**What the task requires**
Within the records, find every line that includes the word "address" and copy it.
»»
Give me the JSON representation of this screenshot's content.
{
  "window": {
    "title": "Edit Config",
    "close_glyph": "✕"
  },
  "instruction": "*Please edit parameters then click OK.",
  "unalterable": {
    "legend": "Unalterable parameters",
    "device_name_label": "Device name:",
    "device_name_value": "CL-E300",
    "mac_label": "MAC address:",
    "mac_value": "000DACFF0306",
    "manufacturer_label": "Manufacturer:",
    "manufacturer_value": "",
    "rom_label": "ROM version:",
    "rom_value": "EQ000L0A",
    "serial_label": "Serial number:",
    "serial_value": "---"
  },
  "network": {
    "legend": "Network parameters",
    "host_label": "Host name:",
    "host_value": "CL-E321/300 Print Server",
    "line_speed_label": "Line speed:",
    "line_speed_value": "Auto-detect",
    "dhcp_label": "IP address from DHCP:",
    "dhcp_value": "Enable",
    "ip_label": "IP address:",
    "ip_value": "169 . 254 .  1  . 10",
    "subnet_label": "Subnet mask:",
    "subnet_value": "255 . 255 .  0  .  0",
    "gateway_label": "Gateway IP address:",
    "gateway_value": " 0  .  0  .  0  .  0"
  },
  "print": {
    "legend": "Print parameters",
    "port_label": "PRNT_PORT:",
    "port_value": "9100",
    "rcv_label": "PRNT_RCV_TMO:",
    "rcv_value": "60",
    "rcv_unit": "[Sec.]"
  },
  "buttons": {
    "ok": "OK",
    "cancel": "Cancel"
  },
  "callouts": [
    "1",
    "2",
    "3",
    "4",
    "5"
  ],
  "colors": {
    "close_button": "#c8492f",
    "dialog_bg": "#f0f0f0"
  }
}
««
**Answer for this exercise**
    "mac_label": "MAC address:",
    "dhcp_label": "IP address from DHCP:",
    "ip_label": "IP address:",
    "gateway_label": "Gateway IP address:",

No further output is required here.